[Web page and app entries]
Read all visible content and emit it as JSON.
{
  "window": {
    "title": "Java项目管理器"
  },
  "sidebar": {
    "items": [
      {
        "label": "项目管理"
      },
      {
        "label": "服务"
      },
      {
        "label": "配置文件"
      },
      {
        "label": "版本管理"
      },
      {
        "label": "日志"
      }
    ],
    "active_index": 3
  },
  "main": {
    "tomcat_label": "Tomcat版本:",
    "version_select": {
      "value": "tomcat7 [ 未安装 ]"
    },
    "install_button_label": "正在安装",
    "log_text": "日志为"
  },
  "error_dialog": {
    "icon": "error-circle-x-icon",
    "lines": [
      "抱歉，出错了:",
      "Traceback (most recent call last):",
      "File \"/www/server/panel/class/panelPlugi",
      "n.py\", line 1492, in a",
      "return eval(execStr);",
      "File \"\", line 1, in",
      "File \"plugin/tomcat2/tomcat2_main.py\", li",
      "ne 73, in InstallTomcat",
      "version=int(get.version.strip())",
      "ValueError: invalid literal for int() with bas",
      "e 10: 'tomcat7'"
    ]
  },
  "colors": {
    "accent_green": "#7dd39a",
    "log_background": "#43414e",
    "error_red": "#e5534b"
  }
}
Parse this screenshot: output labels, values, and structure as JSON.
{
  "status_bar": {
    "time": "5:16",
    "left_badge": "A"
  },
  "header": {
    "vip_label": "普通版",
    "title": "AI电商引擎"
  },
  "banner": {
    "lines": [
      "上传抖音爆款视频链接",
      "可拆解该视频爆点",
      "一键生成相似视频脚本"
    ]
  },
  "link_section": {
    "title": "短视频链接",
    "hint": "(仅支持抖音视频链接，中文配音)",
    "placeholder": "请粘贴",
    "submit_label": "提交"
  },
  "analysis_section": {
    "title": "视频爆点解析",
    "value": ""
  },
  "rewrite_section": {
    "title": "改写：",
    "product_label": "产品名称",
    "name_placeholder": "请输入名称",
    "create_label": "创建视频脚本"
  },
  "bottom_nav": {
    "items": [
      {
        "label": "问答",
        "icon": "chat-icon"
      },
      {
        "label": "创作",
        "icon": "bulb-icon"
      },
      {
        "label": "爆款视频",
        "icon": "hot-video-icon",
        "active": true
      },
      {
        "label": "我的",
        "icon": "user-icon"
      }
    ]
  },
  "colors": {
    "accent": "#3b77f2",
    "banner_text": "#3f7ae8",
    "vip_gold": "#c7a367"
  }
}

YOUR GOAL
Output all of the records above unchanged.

EXERCISE SOLUTION
Read all visible content and emit it as JSON.
{
  "window": {
    "title": "Java项目管理器"
  },
  "sidebar": {
    "items": [
      {
        "label": "项目管理"
      },
      {
        "label": "服务"
      },
      {
        "label": "配置文件"
      },
      {
        "label": "版本管理"
      },
      {
        "label": "日志"
      }
    ],
    "active_index": 3
  },
  "main": {
    "tomcat_label": "Tomcat版本:",
    "version_select": {
      "value": "tomcat7 [ 未安装 ]"
    },
    "install_button_label": "正在安装",
    "log_text": "日志为"
  },
  "error_dialog": {
    "icon": "error-circle-x-icon",
    "lines": [
      "抱歉，出错了:",
      "Traceback (most recent call last):",
      "File \"/www/server/panel/class/panelPlugi",
      "n.py\", line 1492, in a",
      "return eval(execStr);",
      "File \"\", line 1, in",
      "File \"plugin/tomcat2/tomcat2_main.py\", li",
      "ne 73, in InstallTomcat",
      "version=int(get.version.strip())",
      "ValueError: invalid literal for int() with bas",
      "e 10: 'tomcat7'"
    ]
  },
  "colors": {
    "accent_green": "#7dd39a",
    "log_background": "#43414e",
    "error_red": "#e5534b"
  }
}
Parse this screenshot: output labels, values, and structure as JSON.
{
  "status_bar": {
    "time": "5:16",
    "left_badge": "A"
  },
  "header": {
    "vip_label": "普通版",
    "title": "AI电商引擎"
  },
  "banner": {
    "lines": [
      "上传抖音爆款视频链接",
      "可拆解该视频爆点",
      "一键生成相似视频脚本"
    ]
  },
  "link_section": {
    "title": "短视频链接",
    "hint": "(仅支持抖音视频链接，中文配音)",
    "placeholder": "请粘贴",
    "submit_label": "提交"
  },
  "analysis_section": {
    "title": "视频爆点解析",
    "value": ""
  },
  "rewrite_section": {
    "title": "改写：",
    "product_label": "产品名称",
    "name_placeholder": "请输入名称",
    "create_label": "创建视频脚本"
  },
  "bottom_nav": {
    "items": [
      {
        "label": "问答",
        "icon": "chat-icon"
      },
      {
        "label": "创作",
        "icon": "bulb-icon"
      },
      {
        "label": "爆款视频",
        "icon": "hot-video-icon",
        "active": true
      },
      {
        "label": "我的",
        "icon": "user-icon"
      }
    ]
  },
  "colors": {
    "accent": "#3b77f2",
    "banner_text": "#3f7ae8",
    "vip_gold": "#c7a367"
  }
}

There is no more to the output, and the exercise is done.